**About this exercise:** In the records below, some lines hold the word "width". Copy each of those lines.

**Data extracts:**
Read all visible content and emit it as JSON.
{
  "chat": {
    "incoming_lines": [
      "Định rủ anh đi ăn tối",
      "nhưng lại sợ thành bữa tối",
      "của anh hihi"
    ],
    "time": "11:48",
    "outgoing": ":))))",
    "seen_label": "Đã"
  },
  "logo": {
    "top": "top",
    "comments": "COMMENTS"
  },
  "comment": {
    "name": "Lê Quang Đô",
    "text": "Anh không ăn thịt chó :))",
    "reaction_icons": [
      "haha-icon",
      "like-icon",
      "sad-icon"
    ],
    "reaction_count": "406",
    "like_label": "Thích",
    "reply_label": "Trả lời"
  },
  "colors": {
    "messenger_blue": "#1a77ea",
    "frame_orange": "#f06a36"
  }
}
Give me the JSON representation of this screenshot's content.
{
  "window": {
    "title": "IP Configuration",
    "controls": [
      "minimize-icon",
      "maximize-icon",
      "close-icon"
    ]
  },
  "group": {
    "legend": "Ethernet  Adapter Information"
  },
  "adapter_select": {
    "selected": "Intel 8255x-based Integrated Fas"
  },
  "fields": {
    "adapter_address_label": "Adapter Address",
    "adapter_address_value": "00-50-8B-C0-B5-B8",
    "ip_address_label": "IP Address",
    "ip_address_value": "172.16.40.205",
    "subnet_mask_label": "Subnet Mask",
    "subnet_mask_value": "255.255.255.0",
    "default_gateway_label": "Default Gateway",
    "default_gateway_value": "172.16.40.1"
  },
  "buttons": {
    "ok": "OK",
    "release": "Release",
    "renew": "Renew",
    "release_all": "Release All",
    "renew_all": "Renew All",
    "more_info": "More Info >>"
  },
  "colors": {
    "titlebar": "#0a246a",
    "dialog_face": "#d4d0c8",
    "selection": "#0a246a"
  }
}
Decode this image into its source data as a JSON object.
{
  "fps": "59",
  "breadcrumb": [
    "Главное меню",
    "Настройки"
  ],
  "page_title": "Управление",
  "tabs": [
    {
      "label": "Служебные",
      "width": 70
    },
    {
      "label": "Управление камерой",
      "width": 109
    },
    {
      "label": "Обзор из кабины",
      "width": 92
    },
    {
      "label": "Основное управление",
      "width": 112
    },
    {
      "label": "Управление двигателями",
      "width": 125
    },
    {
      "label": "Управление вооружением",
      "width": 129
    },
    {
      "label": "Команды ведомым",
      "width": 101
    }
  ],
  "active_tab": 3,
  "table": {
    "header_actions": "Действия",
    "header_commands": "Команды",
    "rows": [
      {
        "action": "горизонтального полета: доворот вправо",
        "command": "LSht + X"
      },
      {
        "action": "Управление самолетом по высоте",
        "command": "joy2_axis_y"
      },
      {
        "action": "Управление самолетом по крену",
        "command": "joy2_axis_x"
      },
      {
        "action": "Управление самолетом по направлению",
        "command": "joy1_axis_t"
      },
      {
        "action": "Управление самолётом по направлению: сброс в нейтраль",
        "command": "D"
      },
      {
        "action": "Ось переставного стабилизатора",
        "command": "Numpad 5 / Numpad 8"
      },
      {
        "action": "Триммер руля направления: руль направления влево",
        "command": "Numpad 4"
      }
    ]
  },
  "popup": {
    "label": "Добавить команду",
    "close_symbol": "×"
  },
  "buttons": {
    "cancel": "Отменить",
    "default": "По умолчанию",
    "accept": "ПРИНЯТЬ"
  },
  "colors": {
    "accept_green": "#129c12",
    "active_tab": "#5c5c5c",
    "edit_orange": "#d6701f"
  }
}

**Result for this task:**
      "width": 70
      "width": 109
      "width": 92
      "width": 112
      "width": 125
      "width": 129
      "width": 101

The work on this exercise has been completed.